**ASSIGNMENT**
Where does the word "Upper" appear in the data? Copy every line that holds it.
=== Section Start ===
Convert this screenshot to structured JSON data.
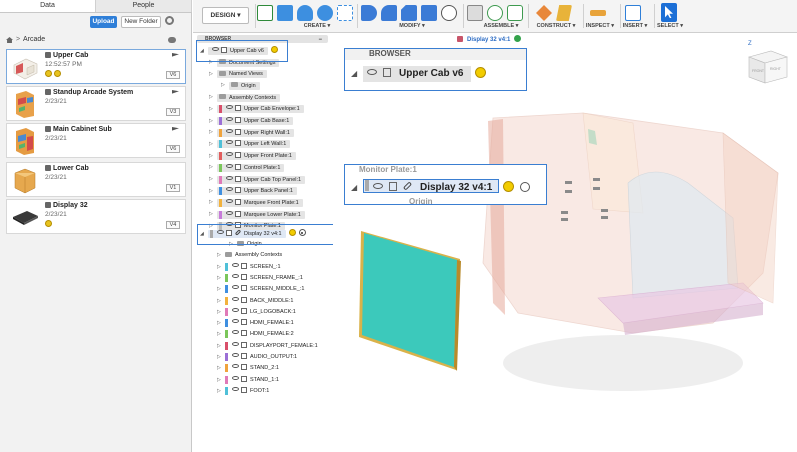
{
  "data_panel": {
    "tabs": [
      {
        "label": "Data",
        "active": true
      },
      {
        "label": "People",
        "active": false
      }
    ],
    "upload_label": "Upload",
    "new_folder_label": "New Folder",
    "breadcrumb": {
      "separator": ">",
      "project": "Arcade"
    },
    "files": [
      {
        "name": "Upper Cab",
        "date": "12:52:57 PM",
        "version": "V6",
        "selected": true
      },
      {
        "name": "Standup Arcade System",
        "date": "2/23/21",
        "version": "V3",
        "selected": false
      },
      {
        "name": "Main Cabinet Sub",
        "date": "2/23/21",
        "version": "V6",
        "selected": false
      },
      {
        "name": "Lower Cab",
        "date": "2/23/21",
        "version": "V1",
        "selected": false
      },
      {
        "name": "Display 32",
        "date": "2/23/21",
        "version": "V4",
        "selected": false
      }
    ]
  },
  "toolbar": {
    "workspace_label": "DESIGN ▾",
    "groups": [
      {
        "label": "CREATE ▾"
      },
      {
        "label": "MODIFY ▾"
      },
      {
        "label": "ASSEMBLE ▾"
      },
      {
        "label": "CONSTRUCT ▾"
      },
      {
        "label": "INSPECT ▾"
      },
      {
        "label": "INSERT ▾"
      },
      {
        "label": "SELECT ▾"
      }
    ],
    "colors": {
      "accent": "#1c6fd6",
      "create_blue": "#3d8fe0",
      "solid_blue": "#3b7bd6"
    }
  },
  "browser": {
    "header": "BROWSER",
    "root": "Upper Cab v6",
    "items": [
      {
        "label": "Document Settings",
        "type": "settings",
        "level": 1
      },
      {
        "label": "Named Views",
        "type": "folder",
        "level": 1
      },
      {
        "label": "Origin",
        "type": "folder",
        "level": 2
      },
      {
        "label": "Assembly Contexts",
        "type": "folder",
        "level": 1
      },
      {
        "label": "Upper Cab Envelope:1",
        "color": "#d94f6a"
      },
      {
        "label": "Upper Cab Base:1",
        "color": "#9b6fd6"
      },
      {
        "label": "Upper Right Wall:1",
        "color": "#f0a33c"
      },
      {
        "label": "Upper Left Wall:1",
        "color": "#4fc0d8"
      },
      {
        "label": "Upper Front Plate:1",
        "color": "#e15d5d"
      },
      {
        "label": "Control Plate:1",
        "color": "#7bc65a"
      },
      {
        "label": "Upper Cab Top Panel:1",
        "color": "#e07ab8"
      },
      {
        "label": "Upper Back Panel:1",
        "color": "#3f8fe0"
      },
      {
        "label": "Marquee Front Plate:1",
        "color": "#f2b23d"
      },
      {
        "label": "Marquee Lower Plate:1",
        "color": "#c77bd9"
      },
      {
        "label": "Monitor Plate:1",
        "color": "#bbbbbb"
      }
    ],
    "display": {
      "label": "Display 32 v4:1"
    },
    "sub_items": [
      {
        "label": "Origin",
        "type": "folder"
      },
      {
        "label": "Assembly Contexts",
        "type": "folder"
      },
      {
        "label": "SCREEN_:1",
        "color": "#4fc0d8"
      },
      {
        "label": "SCREEN_FRAME_:1",
        "color": "#7bc65a"
      },
      {
        "label": "SCREEN_MIDDLE_:1",
        "color": "#3f8fe0"
      },
      {
        "label": "BACK_MIDDLE:1",
        "color": "#f2b23d"
      },
      {
        "label": "LG_LOGOBACK:1",
        "color": "#e07ab8"
      },
      {
        "label": "HDMI_FEMALE:1",
        "color": "#3f8fe0"
      },
      {
        "label": "HDMI_FEMALE:2",
        "color": "#7bc65a"
      },
      {
        "label": "DISPLAYPORT_FEMALE:1",
        "color": "#d94f6a"
      },
      {
        "label": "AUDIO_OUTPUT:1",
        "color": "#9b6fd6"
      },
      {
        "label": "STAND_2:1",
        "color": "#f0a33c"
      },
      {
        "label": "STAND_1:1",
        "color": "#e07ab8"
      },
      {
        "label": "FOOT:1",
        "color": "#4fc0d8"
      }
    ]
  },
  "viewport": {
    "document_title": "Display 32 v4:1",
    "zoom_top": {
      "browser_label": "BROWSER",
      "root": "Upper Cab v6"
    },
    "zoom_mid": {
      "prev_label": "Monitor Plate:1",
      "display_label": "Display 32 v4:1",
      "next_label": "Origin"
    },
    "viewcube": {
      "axis": "Z",
      "face_front": "FRONT",
      "face_right": "RIGHT"
    },
    "screen_color": "#3cc9bb",
    "frame_color": "#d9b24a"
  }
}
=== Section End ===
**REPLY**
        "name": "Upper Cab",
    "root": "Upper Cab v6",
        "label": "Upper Cab Envelope:1",
        "label": "Upper Cab Base:1",
        "label": "Upper Right Wall:1",
        "label": "Upper Left Wall:1",
        "label": "Upper Front Plate:1",
        "label": "Upper Cab Top Panel:1",
        "label": "Upper Back Panel:1",
      "root": "Upper Cab v6"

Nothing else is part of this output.